PKU Pitfalls: Attacks on PKU-based Memory Isolation Systems

Joseph Connor, Tyler McDaniel, Jared M. Smith, Max Schuchard
Proceedings of the 29th USENIX Security Symposium
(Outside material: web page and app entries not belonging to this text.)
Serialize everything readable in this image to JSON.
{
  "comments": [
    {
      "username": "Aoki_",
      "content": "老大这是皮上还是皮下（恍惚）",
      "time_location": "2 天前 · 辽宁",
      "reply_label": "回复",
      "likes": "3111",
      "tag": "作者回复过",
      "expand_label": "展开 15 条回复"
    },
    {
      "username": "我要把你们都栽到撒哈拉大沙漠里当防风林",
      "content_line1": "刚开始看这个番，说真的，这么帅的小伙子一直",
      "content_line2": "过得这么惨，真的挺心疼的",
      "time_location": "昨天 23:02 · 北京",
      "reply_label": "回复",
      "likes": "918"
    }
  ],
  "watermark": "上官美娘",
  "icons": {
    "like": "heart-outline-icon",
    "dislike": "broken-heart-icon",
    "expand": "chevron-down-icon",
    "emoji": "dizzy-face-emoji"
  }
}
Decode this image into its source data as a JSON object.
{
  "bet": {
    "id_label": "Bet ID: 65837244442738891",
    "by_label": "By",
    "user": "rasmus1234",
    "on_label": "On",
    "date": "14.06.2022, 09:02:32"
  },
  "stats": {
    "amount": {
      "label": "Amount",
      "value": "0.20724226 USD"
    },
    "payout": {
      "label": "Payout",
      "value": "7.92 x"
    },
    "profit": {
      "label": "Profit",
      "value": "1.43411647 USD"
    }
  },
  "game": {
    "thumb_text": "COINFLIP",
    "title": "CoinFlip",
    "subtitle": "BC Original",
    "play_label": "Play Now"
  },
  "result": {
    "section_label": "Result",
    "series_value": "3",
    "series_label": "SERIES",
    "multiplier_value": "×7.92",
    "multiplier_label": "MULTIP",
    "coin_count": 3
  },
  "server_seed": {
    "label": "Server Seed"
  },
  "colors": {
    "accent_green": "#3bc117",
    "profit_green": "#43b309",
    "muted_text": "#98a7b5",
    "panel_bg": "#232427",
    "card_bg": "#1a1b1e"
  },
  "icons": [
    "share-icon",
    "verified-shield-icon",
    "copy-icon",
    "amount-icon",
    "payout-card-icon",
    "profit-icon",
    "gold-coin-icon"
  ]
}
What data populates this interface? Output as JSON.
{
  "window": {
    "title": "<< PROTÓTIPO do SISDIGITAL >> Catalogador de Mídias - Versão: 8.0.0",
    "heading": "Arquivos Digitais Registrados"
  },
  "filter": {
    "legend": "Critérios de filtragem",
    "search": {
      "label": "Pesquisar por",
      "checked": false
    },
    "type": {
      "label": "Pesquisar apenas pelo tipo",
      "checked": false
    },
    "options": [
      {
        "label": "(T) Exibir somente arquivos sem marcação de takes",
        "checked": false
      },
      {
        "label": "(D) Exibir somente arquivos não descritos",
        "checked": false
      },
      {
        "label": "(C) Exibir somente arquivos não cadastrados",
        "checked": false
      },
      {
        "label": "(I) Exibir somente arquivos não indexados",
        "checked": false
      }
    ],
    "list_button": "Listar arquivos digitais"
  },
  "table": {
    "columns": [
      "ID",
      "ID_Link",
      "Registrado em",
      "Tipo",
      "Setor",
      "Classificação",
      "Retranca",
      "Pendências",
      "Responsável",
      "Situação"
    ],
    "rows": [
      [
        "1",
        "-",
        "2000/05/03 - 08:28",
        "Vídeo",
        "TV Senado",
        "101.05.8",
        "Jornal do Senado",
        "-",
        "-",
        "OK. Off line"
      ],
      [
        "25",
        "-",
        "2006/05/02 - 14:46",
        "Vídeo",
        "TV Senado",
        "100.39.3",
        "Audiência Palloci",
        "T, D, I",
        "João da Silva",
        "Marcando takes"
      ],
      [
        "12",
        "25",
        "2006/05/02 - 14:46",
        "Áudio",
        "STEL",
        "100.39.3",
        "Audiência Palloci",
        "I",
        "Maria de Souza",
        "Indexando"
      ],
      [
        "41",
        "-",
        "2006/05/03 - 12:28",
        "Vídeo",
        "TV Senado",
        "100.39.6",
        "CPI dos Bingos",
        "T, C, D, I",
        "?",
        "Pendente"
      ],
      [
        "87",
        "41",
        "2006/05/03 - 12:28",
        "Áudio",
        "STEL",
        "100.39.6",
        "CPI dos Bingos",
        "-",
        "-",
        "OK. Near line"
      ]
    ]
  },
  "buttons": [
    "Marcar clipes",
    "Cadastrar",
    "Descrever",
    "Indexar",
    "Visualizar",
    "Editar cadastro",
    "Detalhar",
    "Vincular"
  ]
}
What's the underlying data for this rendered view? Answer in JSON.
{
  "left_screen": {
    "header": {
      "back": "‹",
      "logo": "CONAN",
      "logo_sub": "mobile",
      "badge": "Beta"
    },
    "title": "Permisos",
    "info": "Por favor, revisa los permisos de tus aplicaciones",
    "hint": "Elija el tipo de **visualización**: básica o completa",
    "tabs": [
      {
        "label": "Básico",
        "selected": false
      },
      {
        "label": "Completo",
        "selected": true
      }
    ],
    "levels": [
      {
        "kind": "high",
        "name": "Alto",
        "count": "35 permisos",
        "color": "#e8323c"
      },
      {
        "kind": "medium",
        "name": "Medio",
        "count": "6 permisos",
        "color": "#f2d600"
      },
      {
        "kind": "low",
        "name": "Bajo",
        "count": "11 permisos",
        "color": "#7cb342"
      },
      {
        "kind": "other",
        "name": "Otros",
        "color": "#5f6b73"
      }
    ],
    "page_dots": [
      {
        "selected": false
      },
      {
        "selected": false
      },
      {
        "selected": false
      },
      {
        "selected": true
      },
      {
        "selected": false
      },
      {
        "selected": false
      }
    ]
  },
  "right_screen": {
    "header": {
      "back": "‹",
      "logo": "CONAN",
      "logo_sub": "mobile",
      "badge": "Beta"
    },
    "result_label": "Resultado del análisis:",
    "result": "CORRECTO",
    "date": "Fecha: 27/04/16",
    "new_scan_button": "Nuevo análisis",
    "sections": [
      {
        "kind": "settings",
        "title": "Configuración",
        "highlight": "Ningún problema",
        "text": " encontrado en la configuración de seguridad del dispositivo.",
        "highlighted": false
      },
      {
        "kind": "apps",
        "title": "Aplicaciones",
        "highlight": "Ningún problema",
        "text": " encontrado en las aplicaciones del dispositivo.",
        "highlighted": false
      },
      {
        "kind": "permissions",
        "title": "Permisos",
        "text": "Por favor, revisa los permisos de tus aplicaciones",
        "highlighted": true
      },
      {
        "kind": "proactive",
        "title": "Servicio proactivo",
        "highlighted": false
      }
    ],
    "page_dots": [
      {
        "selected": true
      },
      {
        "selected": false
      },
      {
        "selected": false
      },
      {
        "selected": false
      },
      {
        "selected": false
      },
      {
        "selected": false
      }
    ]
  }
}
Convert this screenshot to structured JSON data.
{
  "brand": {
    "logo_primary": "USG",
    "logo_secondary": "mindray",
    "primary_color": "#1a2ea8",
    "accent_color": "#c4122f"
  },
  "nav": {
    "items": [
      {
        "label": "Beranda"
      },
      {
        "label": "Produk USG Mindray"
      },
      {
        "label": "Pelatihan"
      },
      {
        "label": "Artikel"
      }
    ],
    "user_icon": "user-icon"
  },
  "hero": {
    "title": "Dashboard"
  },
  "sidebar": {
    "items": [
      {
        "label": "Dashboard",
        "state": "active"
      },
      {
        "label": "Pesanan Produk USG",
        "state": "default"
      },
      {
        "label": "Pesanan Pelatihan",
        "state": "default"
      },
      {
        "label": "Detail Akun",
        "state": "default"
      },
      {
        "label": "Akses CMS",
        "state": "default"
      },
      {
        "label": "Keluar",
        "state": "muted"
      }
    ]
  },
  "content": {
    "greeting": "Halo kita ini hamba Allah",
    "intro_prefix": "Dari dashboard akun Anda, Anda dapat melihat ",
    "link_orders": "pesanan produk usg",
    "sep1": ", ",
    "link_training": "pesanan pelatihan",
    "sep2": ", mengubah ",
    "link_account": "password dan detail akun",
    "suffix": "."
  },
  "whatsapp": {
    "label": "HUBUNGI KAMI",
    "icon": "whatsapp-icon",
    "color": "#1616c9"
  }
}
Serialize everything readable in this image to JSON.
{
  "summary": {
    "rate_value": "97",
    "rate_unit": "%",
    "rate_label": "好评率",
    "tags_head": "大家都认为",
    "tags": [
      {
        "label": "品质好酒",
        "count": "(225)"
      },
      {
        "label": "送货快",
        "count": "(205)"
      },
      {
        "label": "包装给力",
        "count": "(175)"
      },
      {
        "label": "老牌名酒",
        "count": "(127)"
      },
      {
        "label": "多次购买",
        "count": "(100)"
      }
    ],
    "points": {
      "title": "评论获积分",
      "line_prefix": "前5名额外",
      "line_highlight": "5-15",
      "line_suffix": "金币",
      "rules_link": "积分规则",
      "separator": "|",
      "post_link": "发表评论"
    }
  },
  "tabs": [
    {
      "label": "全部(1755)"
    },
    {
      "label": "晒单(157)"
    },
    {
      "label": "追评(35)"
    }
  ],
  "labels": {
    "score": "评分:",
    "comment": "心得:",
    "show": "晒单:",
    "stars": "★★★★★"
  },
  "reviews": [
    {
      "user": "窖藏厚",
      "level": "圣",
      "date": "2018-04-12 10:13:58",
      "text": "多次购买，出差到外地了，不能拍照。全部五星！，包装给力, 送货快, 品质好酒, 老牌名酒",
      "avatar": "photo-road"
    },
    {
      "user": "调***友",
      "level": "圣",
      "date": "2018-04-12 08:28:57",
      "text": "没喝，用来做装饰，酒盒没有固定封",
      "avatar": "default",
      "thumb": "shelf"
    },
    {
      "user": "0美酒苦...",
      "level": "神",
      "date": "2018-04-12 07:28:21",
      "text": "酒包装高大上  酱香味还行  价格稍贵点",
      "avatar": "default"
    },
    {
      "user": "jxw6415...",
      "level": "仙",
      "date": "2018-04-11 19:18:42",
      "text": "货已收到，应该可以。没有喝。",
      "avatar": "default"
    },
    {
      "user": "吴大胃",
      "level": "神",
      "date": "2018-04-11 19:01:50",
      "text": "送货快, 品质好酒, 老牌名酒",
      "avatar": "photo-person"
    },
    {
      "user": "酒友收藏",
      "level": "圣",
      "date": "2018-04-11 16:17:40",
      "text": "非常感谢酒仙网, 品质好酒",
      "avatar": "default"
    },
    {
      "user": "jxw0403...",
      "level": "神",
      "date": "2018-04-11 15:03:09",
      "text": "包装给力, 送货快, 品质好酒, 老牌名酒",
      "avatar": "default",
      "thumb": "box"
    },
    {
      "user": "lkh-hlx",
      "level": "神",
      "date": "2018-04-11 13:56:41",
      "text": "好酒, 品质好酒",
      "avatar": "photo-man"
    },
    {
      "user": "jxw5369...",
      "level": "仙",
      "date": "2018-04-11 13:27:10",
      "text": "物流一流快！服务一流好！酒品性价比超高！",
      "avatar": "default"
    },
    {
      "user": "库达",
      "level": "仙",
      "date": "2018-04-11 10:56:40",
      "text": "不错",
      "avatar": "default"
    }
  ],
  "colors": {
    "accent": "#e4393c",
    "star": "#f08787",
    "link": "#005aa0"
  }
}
Intra-process memory isolation can improve security by enforcing least-privilege at a finer granularity than traditional operating system controls without the context-switch overhead associated with inter-process communication. A single process can be divided into separate components such that memory belonging to one component can only be accessed by the code of that component. Because the process has traditionally been a fundamental security boundary, assigning different levels of trust to components within a process is a fundamental change in secure systems design. However, so far there has been little research on the challenges of securely implementing intra-process isolation on top of existing operating system abstractions. We identify that despite providing strong intra-process memory isolation, existing, general purpose approaches neglect the ways in which the OS makes memory and other intra-process resources accessible through system objects. Using two recently-proposed memory isolation systems, we show that such designs are vulnerable to generic attacks that bypass memory isolation These attacks use the kernel as a confused deputy, taking advantage of existing intended kernel functionality that is agnostic of intra-process isolation. We argue that the root cause stems from a fundamentally different security model between kernel abstractions and user-level, intra-process memory isolation. Finally, we discuss potential mitigations and show that the performance cost of extending a ptrace-based sandbox to prevent the new attacks is high, highlighting the need for more efficient system call interception.